“Among the overwhelming majority of people, anxiety, greed, lack of independence, and brutality show themselves to be the mainspring of behavior in the face of unsuspected chance and threats. At such a time the tyrannical despiser of humanity easily makes use of the meanness of the human heart by nourishing it and giving it other names. Anxiety is called responsibility; greed is called industriousness; lack of independence becomes solidarity; brutality becomes masterfulness . . . For the tyrannical despiser of humanity, popularity is a sign of the greatest love for humanity. He hides his secret profound distrust of all people behind the stolen words of true community.” ~ Dietrich Bonhoeffer, “Ethics.”
When the Covid-19 pandemic became a present reality I started watching the Netflix series “Pandemic: How To Prevent An Outbreak” which turned out to be informative and an educational resource to help wrap my head around the severity of the pandemic we were going to be living through. Then I went to the movies and watched “Contagion” and “Outbreak” followed by the series “The Walking Dead.” Why was I watching all these things when a real pandemic was playing out in real time on CNN?
I then came across this in the American Scholar “What Zombie Movies Can Teach us About Viruses” . Stephanie Bastek writes in this article, “In her book Going Viral, pop culture critic and film professor Dahlia Schweizer asks why, and when, outbreak narratives became such a part of our culture. She divides these narratives into three distinct waves of film starting in the early 1990s: first globalization, then terrorism and conspiracy, and then post-apocalypse and zombie films.” She then shares an interview she did with Dahlia Schweizer in which she discusses her book “Going Viral: Zombies, Viruses, and the End of the World.”
I found this all to be fascinating in the context narratives are being shaped now during the Covid-19 pandemic. What weaknesses and strengths is this pandemic revealing about life in America? The lines that are being drawn between saving lives and saving the economy, the fractured health care system, paralyzed partisan politics, k-12 and university education, value of workers – what makes one essential and another non-essential and why? Will we take greater care of the earth and its resources? What do we value? It is not surprising that these questions were being asked in pop culture before the pandemic arrived, but humans seem reluctant to ant to answer the difficult questions until on precipice of disaster. At the American Scholar article there is a list of additional resources to look at and the one I found most interesting is a syllabus of supplemental study materials for a course at Rutgers University centered around Dahlia Schweizer book referenced above.

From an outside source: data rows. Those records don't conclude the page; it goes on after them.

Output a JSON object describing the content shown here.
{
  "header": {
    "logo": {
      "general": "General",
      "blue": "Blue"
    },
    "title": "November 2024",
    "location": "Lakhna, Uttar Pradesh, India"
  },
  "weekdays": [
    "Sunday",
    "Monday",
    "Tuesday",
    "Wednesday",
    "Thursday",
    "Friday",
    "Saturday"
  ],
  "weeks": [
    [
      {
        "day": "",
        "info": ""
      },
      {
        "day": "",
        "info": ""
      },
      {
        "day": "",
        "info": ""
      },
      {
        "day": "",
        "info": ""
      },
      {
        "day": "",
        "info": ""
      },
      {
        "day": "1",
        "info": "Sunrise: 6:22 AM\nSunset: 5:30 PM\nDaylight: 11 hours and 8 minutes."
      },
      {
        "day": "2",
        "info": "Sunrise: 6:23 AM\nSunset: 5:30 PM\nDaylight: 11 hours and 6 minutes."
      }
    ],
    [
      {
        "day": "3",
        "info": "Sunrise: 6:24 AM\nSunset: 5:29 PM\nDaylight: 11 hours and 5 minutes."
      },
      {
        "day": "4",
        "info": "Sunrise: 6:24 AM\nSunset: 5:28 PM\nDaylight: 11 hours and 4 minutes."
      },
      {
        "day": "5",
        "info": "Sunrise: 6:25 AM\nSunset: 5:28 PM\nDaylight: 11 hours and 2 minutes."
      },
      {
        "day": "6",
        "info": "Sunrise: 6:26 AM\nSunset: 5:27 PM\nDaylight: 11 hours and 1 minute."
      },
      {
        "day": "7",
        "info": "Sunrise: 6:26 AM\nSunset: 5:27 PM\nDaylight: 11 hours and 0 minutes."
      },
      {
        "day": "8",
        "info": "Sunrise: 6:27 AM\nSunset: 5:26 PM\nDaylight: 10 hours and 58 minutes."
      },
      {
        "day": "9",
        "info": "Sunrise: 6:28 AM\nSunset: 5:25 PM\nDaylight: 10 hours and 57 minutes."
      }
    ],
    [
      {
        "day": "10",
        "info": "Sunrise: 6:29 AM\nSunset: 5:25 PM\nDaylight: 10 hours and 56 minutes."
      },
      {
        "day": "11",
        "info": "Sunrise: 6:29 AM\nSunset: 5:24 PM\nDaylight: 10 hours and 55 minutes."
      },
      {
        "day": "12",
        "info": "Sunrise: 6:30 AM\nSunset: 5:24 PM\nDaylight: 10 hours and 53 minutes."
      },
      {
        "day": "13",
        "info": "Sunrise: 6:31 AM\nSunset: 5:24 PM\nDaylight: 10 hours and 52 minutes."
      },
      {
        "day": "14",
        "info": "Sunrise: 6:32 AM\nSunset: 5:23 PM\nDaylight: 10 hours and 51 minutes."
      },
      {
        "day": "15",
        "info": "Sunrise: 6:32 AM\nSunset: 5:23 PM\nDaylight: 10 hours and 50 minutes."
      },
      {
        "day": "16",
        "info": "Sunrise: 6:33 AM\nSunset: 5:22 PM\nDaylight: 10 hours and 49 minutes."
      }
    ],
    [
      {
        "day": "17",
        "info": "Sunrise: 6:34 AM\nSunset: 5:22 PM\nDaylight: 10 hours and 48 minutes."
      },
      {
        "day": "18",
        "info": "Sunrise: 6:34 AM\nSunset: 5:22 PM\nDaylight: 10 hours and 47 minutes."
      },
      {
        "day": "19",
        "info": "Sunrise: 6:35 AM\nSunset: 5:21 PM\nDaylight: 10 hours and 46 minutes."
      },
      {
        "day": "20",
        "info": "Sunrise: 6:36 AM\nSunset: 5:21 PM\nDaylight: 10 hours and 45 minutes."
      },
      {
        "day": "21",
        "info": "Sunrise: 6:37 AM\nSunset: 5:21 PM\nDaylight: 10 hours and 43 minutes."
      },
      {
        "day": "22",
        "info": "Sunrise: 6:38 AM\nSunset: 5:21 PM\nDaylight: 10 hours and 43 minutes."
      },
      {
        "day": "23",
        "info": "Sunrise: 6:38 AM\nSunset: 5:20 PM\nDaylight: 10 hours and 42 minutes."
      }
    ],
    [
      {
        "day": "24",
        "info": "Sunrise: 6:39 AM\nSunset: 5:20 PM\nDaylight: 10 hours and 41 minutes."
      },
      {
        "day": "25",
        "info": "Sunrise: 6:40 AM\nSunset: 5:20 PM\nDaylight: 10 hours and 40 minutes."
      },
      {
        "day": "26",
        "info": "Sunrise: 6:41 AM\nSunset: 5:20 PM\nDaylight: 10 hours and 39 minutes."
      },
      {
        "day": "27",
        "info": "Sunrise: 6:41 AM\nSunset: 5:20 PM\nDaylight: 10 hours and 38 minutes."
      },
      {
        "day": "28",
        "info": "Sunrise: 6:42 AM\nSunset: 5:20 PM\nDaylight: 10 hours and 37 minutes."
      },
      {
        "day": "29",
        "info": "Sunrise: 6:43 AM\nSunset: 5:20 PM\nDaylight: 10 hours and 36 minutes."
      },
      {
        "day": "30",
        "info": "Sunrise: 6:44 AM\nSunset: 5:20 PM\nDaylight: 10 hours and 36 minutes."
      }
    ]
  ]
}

This will be an ongoing conversation in our culture, especially when we begin to chronicle how this pandemic is and will continue to shape and transform how we live and how we continue to define what being human is during and after this historic crisis. I think the quintessential question is what do we do with our fear and anxiety? Do we look for a scapegoat(s) to project blame, do we create an “other’’ real or imagined to lash out at in anger or frustration? Or do we look inside and come to the realization that we all as humans are potential hosts for a virus whether a disease or an ideology (which is the message in “The Walking Dead”). And as such we have no control other than the awareness of our lack of control.
Hold space for darkness Lingering in liminal chaos Staggering within ambiguity Tasting salty tears mingled with blood Fashioning angst out of fear As death machinery moves across the faces of the dislocated Resist the machinations of the wheel of violence Dare to ask, “how do you still love in spite of everything?” Even if no answer comes to the question Sit in silence and in waiting Breathe and hope for justice